If there is one director worthy of retelling Roald Dahl’s sugar coated tale with a dark centre, then it is Tim Burton. This marriage of author and director is a perfect match as is the casting of Johnny Depp as the wildly eccentric Willy Wonka. Even though the 1971 classic ‘Willy Wonka and the Chocolate Factory’ has successfully entertained a number of generations of kids, this version is closer to the text of the original story.Freddie Highmore (Finding Neverland) stars as the honest and well-mannered Charlie Bucket who lives with his parents and both sets of grandparents in a house that is falling down around them. One day the world wakes up to the news that chocolate maker extraordinaire Willy Wonka has concealed gold tickets within 5 of his chocolate bars with the prize being a full day tour of his mysterious chocolate factory. Against all odds Charlie is one of the lucky winners as are Augustus Gloop, a glutinous boy from Germany; Veruca Salt, a spoilt brat from a rich family; Violet Beauragade, an obsessive over-achiever as well as the television and violent video game obsessed Mike Teavee.
No one has had access to Willy Wonka’s chocolate factory since he closed the door many years ago after spys amongst his workers sold recipes for his famous treats and it has remained a mystery as to how he has continued to produce huge amounts of candy. When the children and their guardians meet Mr Wonka they discover a pale, wide-eyed, at times irritable, emotionally detached and very strange man in a top hat. It is announced that, aside from the tour of the factory, one of the five children will receive a special prize at the end of the tour. Even though it is not revealed as to what the prize actually is, it still puts all of the children, except Charlie, into a fiercely competitive competition that will bring out the worst in them as well as bringing about their own reprisal for being so greedy.

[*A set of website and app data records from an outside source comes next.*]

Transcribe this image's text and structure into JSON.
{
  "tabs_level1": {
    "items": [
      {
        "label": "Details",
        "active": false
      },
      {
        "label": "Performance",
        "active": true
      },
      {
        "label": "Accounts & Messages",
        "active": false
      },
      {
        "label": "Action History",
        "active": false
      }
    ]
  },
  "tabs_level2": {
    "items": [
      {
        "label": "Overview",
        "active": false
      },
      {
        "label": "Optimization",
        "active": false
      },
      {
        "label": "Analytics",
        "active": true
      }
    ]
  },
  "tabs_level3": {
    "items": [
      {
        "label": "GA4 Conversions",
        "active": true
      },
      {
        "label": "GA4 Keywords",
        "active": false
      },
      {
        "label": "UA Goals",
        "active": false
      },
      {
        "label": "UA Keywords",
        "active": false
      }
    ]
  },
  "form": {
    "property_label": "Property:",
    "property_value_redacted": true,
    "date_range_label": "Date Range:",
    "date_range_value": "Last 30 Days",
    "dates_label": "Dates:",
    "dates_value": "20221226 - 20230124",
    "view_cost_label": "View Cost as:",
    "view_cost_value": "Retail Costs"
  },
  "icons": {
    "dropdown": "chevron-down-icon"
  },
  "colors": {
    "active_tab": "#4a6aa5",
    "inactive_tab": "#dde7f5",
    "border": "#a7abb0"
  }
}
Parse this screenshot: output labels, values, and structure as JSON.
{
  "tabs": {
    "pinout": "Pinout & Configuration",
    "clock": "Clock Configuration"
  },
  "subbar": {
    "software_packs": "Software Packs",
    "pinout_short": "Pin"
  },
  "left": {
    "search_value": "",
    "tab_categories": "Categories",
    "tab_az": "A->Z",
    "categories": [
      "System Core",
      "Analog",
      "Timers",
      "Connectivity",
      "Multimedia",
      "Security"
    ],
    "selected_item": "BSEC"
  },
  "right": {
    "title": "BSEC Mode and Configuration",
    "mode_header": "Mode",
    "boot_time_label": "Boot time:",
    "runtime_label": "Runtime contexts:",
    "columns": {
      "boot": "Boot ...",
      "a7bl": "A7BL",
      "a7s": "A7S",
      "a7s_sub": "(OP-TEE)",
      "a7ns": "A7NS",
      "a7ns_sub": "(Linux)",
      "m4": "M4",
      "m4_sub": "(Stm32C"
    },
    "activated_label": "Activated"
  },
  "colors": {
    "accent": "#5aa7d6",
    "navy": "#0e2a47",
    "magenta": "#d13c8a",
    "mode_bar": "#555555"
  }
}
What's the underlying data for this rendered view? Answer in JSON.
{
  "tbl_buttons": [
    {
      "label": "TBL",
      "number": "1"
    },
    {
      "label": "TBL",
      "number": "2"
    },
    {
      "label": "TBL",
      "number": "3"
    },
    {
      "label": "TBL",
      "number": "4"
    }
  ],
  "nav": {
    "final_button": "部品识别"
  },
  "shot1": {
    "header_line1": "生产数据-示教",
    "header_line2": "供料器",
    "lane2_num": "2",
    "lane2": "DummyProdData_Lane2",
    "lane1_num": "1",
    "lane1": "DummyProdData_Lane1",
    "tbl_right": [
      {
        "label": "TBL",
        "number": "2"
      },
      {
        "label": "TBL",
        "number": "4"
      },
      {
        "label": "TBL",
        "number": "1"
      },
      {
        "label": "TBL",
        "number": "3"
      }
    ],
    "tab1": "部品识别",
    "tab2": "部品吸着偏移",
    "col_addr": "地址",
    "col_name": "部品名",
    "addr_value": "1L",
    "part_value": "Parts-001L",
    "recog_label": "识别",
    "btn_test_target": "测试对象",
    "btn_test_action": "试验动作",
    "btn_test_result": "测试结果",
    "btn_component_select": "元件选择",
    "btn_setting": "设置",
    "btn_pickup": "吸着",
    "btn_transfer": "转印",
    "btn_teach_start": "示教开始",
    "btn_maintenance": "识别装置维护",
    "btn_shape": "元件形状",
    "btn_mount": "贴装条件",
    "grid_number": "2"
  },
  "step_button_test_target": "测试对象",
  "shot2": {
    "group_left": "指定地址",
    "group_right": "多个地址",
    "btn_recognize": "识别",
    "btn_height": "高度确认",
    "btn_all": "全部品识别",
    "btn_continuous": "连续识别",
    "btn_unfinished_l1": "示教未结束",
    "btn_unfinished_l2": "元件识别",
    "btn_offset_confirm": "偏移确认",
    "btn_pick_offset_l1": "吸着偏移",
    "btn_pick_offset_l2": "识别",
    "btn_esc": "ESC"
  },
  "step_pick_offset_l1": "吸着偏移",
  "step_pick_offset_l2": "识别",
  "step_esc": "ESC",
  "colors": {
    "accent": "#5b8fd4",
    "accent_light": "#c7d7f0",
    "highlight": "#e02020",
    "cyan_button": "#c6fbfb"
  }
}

Dahl’s story of Charlie and the Chocolate Factory has allowed Tim Burton’s creativity and visual flair to go into overdrive. The set design and costuming are like a child’s dream has come to life on the screen which is embellished with a whimsical score by Danny Elfman (The Simpsons, Big Fish). Johnny Depp has become a master at playing eccentric oddballs and does another fantastic job here – delivering a much more bizarre and menacing Wonka than Gene Wilder did in the previous film version. Freddie Highmore plays Charlie brilliantly and once again the strength of his performance is impressive for such a young actor. David Kelly (Waking Ned Divine) is wonderful as Grandpa Joe and the casting of Deep Roy as all of the Oompa Loompas is hilarious, especially when he is hamming it up in the musical sequences. John August’s screenplay is superbly written and allows for much deeper insight into Wonka’s past than the 1971 version.If your kids like their movies with a dash of the dark side then Tim Burton’s Charlie and the Chocolate Factory will be just the ticket. It is also comes highly recommended for all of the ‘big kids’ out there too.